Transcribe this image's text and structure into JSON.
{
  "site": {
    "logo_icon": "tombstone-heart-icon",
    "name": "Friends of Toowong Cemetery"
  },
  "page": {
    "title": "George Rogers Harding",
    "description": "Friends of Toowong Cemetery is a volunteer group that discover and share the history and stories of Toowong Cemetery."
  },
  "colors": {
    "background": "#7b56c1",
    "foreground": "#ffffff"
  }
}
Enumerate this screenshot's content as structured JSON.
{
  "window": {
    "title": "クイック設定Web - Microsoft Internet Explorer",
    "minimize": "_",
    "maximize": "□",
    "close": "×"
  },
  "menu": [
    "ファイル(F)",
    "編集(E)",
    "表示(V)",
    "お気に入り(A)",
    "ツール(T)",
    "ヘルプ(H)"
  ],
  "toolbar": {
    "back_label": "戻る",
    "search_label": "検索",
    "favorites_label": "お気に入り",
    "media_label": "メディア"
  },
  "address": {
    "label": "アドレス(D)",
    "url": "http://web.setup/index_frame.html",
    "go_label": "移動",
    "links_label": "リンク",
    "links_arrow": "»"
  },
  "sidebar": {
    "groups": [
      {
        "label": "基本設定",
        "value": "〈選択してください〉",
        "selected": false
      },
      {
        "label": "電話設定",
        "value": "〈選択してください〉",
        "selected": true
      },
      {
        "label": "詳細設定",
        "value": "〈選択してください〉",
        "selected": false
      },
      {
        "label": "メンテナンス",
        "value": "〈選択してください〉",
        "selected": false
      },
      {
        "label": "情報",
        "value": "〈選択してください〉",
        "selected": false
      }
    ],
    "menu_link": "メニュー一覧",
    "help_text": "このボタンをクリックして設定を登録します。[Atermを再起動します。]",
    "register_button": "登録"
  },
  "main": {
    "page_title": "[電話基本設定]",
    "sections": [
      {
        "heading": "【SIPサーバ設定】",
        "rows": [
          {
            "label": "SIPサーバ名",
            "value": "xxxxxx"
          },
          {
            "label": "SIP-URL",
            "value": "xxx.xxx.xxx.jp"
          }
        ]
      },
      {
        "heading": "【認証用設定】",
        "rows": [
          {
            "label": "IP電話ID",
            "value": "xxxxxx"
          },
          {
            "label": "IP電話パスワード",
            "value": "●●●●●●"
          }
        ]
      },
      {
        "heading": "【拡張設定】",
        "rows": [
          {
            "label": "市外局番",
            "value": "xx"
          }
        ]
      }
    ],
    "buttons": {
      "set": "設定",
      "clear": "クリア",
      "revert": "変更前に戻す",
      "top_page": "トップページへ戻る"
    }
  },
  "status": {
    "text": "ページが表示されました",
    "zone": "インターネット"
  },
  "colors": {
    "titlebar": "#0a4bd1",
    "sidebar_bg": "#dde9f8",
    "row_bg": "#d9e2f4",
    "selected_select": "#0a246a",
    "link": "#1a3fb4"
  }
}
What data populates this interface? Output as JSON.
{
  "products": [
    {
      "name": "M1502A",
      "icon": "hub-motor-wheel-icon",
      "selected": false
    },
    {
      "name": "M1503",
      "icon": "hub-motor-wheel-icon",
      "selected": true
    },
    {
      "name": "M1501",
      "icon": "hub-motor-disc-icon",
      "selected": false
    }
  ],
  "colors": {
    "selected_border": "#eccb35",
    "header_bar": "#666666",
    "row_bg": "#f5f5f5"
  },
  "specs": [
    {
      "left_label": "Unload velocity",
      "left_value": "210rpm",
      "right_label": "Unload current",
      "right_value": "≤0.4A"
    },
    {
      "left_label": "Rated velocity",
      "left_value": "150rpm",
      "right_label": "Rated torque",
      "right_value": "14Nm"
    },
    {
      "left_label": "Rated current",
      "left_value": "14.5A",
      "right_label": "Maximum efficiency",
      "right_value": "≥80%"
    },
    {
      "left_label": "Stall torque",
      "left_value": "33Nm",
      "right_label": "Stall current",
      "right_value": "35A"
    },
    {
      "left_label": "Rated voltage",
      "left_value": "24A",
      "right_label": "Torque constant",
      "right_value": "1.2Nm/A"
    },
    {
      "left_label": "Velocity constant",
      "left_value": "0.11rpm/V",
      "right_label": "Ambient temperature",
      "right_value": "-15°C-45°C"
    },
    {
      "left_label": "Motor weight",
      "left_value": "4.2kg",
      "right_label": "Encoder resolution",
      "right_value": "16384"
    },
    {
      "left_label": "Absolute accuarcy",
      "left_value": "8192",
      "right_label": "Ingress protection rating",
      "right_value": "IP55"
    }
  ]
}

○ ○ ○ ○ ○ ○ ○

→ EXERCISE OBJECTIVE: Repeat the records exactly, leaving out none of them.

→ RESPONSE TO THIS TASK:
Transcribe this image's text and structure into JSON.
{
  "site": {
    "logo_icon": "tombstone-heart-icon",
    "name": "Friends of Toowong Cemetery"
  },
  "page": {
    "title": "George Rogers Harding",
    "description": "Friends of Toowong Cemetery is a volunteer group that discover and share the history and stories of Toowong Cemetery."
  },
  "colors": {
    "background": "#7b56c1",
    "foreground": "#ffffff"
  }
}
Enumerate this screenshot's content as structured JSON.
{
  "window": {
    "title": "クイック設定Web - Microsoft Internet Explorer",
    "minimize": "_",
    "maximize": "□",
    "close": "×"
  },
  "menu": [
    "ファイル(F)",
    "編集(E)",
    "表示(V)",
    "お気に入り(A)",
    "ツール(T)",
    "ヘルプ(H)"
  ],
  "toolbar": {
    "back_label": "戻る",
    "search_label": "検索",
    "favorites_label": "お気に入り",
    "media_label": "メディア"
  },
  "address": {
    "label": "アドレス(D)",
    "url": "http://web.setup/index_frame.html",
    "go_label": "移動",
    "links_label": "リンク",
    "links_arrow": "»"
  },
  "sidebar": {
    "groups": [
      {
        "label": "基本設定",
        "value": "〈選択してください〉",
        "selected": false
      },
      {
        "label": "電話設定",
        "value": "〈選択してください〉",
        "selected": true
      },
      {
        "label": "詳細設定",
        "value": "〈選択してください〉",
        "selected": false
      },
      {
        "label": "メンテナンス",
        "value": "〈選択してください〉",
        "selected": false
      },
      {
        "label": "情報",
        "value": "〈選択してください〉",
        "selected": false
      }
    ],
    "menu_link": "メニュー一覧",
    "help_text": "このボタンをクリックして設定を登録します。[Atermを再起動します。]",
    "register_button": "登録"
  },
  "main": {
    "page_title": "[電話基本設定]",
    "sections": [
      {
        "heading": "【SIPサーバ設定】",
        "rows": [
          {
            "label": "SIPサーバ名",
            "value": "xxxxxx"
          },
          {
            "label": "SIP-URL",
            "value": "xxx.xxx.xxx.jp"
          }
        ]
      },
      {
        "heading": "【認証用設定】",
        "rows": [
          {
            "label": "IP電話ID",
            "value": "xxxxxx"
          },
          {
            "label": "IP電話パスワード",
            "value": "●●●●●●"
          }
        ]
      },
      {
        "heading": "【拡張設定】",
        "rows": [
          {
            "label": "市外局番",
            "value": "xx"
          }
        ]
      }
    ],
    "buttons": {
      "set": "設定",
      "clear": "クリア",
      "revert": "変更前に戻す",
      "top_page": "トップページへ戻る"
    }
  },
  "status": {
    "text": "ページが表示されました",
    "zone": "インターネット"
  },
  "colors": {
    "titlebar": "#0a4bd1",
    "sidebar_bg": "#dde9f8",
    "row_bg": "#d9e2f4",
    "selected_select": "#0a246a",
    "link": "#1a3fb4"
  }
}
What data populates this interface? Output as JSON.
{
  "products": [
    {
      "name": "M1502A",
      "icon": "hub-motor-wheel-icon",
      "selected": false
    },
    {
      "name": "M1503",
      "icon": "hub-motor-wheel-icon",
      "selected": true
    },
    {
      "name": "M1501",
      "icon": "hub-motor-disc-icon",
      "selected": false
    }
  ],
  "colors": {
    "selected_border": "#eccb35",
    "header_bar": "#666666",
    "row_bg": "#f5f5f5"
  },
  "specs": [
    {
      "left_label": "Unload velocity",
      "left_value": "210rpm",
      "right_label": "Unload current",
      "right_value": "≤0.4A"
    },
    {
      "left_label": "Rated velocity",
      "left_value": "150rpm",
      "right_label": "Rated torque",
      "right_value": "14Nm"
    },
    {
      "left_label": "Rated current",
      "left_value": "14.5A",
      "right_label": "Maximum efficiency",
      "right_value": "≥80%"
    },
    {
      "left_label": "Stall torque",
      "left_value": "33Nm",
      "right_label": "Stall current",
      "right_value": "35A"
    },
    {
      "left_label": "Rated voltage",
      "left_value": "24A",
      "right_label": "Torque constant",
      "right_value": "1.2Nm/A"
    },
    {
      "left_label": "Velocity constant",
      "left_value": "0.11rpm/V",
      "right_label": "Ambient temperature",
      "right_value": "-15°C-45°C"
    },
    {
      "left_label": "Motor weight",
      "left_value": "4.2kg",
      "right_label": "Encoder resolution",
      "right_value": "16384"
    },
    {
      "left_label": "Absolute accuarcy",
      "left_value": "8192",
      "right_label": "Ingress protection rating",
      "right_value": "IP55"
    }
  ]
}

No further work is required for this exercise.